Around the world, impunity has been the rule and not the exception in situations involving the worst human rights atrocities. Without effective accountability, the protective reach of human rights law becomes meaningless, as victims of violations and abuses are denied justice.
One response has been rapidly increasing calls by victims’ groups and other stakeholders for the UN Human Rights Council to create innovative investigative mandates with sophisticated accountability functions.
These mandates, which carry out critical work, require the ongoing support of the international community. At the same time, they face significant challenges, including obtaining the necessary budget and staffing to fulfill their mandates.
As UN bodies continue to create new mandates in a largely piecemeal manner for only certain situations, the International Commission of Jurists (ICJ) and the University of Oxford consider it timely to convene a panel to discuss the road ahead. In particular, whether a more effective and efficient model can be identified, such as a standing, permanent body able to duly support and perform, as mandated, investigations in a manner that complements the existing human rights and international justice architecture while also promoting a more inclusive and systematic approach by the international community.
To contribute towards the discussion, the ICJ will release a report: Options for the establishment of a Standing Independent Investigative Mechanism (SIIM).
Opening remarks: Ambassador Kurt Jäger, Permanent Representative of Liechtenstein to the United Nations Office at Geneva
Sam Zarifi, Secretary General, ICJ
Catherine Marchi-Uhel Head, International, Impartial and Independent Mechanism – Syria (IIIM)
Amb. Stephen Rapp, Visiting Fellow of Practice, University of Oxford
Kingsley Abbott, Director of Global Accountability and International Justice, ICJ

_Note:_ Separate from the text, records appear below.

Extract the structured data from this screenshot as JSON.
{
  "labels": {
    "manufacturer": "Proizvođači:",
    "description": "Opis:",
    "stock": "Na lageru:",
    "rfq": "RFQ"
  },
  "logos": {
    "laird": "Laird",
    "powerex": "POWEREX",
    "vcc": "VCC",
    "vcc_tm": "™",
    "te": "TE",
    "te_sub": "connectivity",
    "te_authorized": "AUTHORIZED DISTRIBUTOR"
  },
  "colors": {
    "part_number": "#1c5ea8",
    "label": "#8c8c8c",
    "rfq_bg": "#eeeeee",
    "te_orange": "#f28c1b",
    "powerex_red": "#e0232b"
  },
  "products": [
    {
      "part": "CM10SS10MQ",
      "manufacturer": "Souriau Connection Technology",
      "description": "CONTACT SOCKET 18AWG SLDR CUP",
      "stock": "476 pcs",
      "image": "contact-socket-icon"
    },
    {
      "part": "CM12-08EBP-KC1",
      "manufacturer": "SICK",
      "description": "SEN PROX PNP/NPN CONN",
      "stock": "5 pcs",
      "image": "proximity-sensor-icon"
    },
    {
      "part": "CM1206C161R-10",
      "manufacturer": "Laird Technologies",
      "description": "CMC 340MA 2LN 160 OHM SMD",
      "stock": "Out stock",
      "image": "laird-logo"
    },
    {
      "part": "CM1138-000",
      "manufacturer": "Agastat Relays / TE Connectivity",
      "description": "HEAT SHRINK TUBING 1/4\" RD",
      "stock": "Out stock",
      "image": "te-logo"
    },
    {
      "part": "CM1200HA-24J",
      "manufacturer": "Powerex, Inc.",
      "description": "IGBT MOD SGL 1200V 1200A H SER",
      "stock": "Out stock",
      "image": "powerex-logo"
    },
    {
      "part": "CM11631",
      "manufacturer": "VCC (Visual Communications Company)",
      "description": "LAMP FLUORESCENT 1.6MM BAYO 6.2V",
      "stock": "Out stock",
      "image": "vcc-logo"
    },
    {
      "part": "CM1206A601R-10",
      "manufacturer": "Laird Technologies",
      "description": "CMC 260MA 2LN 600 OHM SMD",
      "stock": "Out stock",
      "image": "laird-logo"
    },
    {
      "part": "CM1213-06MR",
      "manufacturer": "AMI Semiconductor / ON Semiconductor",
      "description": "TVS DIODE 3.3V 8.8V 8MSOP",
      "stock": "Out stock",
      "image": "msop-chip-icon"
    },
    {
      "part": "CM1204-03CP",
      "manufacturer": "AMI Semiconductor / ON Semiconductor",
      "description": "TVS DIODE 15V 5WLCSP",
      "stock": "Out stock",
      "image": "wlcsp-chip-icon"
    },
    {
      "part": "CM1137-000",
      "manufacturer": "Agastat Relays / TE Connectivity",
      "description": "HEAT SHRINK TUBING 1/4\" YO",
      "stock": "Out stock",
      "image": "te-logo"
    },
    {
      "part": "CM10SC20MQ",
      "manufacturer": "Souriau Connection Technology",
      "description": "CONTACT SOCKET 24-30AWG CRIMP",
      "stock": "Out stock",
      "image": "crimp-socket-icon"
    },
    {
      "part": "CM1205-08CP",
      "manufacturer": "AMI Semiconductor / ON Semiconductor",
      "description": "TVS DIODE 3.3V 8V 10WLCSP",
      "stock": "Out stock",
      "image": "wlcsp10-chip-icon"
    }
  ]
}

Federica D’Alessandra, Deputy Director, Oxford Institute for Ethics, Law and Armed Conflict
Simon Walker, Chief, Rule of Law and Democracy Section, OHCHR